## [TRY IT]
Your answer needs to include each line of the records in which the string "Full" can be found.

## [DATA RECORDS]
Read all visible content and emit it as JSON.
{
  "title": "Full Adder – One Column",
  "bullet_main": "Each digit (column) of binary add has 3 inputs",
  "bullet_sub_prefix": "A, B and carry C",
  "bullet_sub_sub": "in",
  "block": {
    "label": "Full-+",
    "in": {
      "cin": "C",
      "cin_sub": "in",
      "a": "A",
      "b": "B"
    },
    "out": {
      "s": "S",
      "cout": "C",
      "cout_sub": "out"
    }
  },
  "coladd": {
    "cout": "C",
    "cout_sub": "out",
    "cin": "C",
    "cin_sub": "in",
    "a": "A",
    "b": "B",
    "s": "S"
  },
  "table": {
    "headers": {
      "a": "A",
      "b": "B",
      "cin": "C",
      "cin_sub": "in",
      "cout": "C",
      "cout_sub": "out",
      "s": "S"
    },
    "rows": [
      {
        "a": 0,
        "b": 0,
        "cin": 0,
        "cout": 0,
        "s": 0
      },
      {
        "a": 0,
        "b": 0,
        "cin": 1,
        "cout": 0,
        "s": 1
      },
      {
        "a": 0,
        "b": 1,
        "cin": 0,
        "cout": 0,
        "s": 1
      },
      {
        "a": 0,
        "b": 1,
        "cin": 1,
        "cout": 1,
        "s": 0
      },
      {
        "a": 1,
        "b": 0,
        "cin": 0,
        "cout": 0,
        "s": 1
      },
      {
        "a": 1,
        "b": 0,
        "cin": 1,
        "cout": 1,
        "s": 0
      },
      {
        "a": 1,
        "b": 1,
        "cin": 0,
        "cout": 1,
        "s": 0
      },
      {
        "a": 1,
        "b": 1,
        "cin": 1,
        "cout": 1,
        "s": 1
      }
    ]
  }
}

## [WORKED SOLUTION]
  "title": "Full Adder – One Column",
    "label": "Full-+",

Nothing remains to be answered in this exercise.